While you may think your plan is on a smooth trajectory and everything will work itself out just fine, it’s always a good idea to have your math reviewed independently. Experienced practitioners will insist on rigorously testing your plan’s durability by modeling scenarios that expose it to any number of adverse conditions that may or may not materialize over the life of the plan.
And it turns out the real world is often a lot lumpier than most base plans assume. For example, what if health care costs continue to accelerate at double digit inflation? What if the sequencing of investment returns cluster a bunch of negative returns early in your retirement cycle (think about retiring in 2008) and it subsequently takes a long time for expected returns to revert back to normal? What-if one spouse dies prematurely and the survivor lives 10, 12, or 15 years beyond standard life expectancy? What-if all three of these scenarios occur in the same plan?
This isn't just idle speculation that's morbidly obsessed with manufacturing doomsday scenarios. Quite the contrary, these are responsible inquiries that help identify the boundaries between financial reality and mere wishful thinking. After all, drawing a contingency map to help navigate around life's financial obstacles may be the only thing that prevents you from coming up short and left out in the cold.

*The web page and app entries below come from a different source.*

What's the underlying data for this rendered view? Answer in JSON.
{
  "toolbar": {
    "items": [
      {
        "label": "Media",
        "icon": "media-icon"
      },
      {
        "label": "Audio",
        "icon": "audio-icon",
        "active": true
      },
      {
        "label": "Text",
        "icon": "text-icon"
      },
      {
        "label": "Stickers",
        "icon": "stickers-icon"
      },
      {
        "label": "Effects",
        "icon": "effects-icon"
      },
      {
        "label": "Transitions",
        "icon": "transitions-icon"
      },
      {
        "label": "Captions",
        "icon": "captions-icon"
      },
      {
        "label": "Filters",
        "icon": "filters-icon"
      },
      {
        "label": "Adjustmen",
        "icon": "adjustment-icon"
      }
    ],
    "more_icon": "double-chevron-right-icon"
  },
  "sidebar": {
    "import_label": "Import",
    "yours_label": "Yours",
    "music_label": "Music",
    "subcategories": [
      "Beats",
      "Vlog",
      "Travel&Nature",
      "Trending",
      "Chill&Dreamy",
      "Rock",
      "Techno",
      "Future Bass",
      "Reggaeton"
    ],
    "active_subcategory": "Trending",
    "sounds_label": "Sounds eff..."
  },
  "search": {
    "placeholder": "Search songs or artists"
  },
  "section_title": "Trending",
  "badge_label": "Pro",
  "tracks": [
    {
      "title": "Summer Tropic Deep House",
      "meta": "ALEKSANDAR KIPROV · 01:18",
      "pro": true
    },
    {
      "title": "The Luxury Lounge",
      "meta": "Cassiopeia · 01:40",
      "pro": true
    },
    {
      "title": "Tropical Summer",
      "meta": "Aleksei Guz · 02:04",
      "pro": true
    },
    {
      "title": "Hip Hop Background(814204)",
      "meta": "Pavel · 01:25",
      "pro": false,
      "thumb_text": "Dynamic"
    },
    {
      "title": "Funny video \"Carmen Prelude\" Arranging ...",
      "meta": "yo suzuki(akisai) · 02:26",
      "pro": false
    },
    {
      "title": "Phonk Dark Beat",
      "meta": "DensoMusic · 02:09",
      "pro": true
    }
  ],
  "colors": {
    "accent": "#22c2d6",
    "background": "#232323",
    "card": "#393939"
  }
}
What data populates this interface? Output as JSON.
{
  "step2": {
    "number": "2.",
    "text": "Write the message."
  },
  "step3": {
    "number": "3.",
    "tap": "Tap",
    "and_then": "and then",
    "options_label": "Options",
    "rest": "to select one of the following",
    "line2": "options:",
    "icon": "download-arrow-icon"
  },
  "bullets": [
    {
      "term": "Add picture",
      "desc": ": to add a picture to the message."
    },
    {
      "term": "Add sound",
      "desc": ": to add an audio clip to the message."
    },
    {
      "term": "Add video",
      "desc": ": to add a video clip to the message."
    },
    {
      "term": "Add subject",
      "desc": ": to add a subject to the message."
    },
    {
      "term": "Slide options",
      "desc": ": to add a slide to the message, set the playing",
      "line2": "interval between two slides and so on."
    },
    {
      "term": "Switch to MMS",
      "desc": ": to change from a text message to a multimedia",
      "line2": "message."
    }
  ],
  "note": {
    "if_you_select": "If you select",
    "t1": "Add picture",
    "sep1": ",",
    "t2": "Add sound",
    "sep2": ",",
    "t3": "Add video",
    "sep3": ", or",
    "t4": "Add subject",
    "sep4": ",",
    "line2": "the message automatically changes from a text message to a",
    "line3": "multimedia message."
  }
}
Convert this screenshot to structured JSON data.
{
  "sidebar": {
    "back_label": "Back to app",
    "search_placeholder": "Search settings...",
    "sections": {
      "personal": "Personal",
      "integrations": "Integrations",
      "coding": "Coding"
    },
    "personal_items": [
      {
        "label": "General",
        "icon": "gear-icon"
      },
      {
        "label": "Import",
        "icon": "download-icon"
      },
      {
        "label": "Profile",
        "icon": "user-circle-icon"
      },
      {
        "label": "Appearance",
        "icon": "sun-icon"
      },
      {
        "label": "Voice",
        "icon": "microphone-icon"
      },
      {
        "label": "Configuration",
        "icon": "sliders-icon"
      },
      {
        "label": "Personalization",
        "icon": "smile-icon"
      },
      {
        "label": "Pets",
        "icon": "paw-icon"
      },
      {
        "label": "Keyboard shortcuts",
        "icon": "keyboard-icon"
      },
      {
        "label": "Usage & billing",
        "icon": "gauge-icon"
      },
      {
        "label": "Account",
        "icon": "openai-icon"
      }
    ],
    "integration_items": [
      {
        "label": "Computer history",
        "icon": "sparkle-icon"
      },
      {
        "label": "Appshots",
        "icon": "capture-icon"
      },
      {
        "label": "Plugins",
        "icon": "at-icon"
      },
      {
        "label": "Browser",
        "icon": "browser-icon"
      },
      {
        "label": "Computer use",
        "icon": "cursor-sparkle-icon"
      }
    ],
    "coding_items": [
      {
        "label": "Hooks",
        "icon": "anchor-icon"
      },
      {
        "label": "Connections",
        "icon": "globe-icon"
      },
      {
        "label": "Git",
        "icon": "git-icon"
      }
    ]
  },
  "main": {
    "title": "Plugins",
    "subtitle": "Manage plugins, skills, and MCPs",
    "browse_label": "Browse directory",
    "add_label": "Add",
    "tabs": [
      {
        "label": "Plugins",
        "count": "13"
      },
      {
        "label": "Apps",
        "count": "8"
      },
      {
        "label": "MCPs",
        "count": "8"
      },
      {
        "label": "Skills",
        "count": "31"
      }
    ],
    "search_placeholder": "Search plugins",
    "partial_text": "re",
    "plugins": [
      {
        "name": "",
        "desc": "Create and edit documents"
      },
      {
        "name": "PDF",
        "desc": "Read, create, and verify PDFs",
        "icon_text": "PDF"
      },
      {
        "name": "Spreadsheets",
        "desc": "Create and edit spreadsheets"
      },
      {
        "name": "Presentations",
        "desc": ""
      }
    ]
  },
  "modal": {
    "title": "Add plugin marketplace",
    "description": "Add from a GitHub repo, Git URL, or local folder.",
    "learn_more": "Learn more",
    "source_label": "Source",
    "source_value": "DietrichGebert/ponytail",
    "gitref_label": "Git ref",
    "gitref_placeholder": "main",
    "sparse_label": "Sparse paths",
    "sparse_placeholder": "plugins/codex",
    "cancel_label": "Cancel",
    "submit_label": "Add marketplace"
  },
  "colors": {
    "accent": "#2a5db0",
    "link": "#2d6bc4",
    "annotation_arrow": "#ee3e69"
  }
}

Michael Reid, CFA is a Managing Director and Partner at Exchange Capital Management who hears bumps in the night, occasionally sees monsters under his bed, and sleeps with one eye open. The opinions expressed in this article are his own.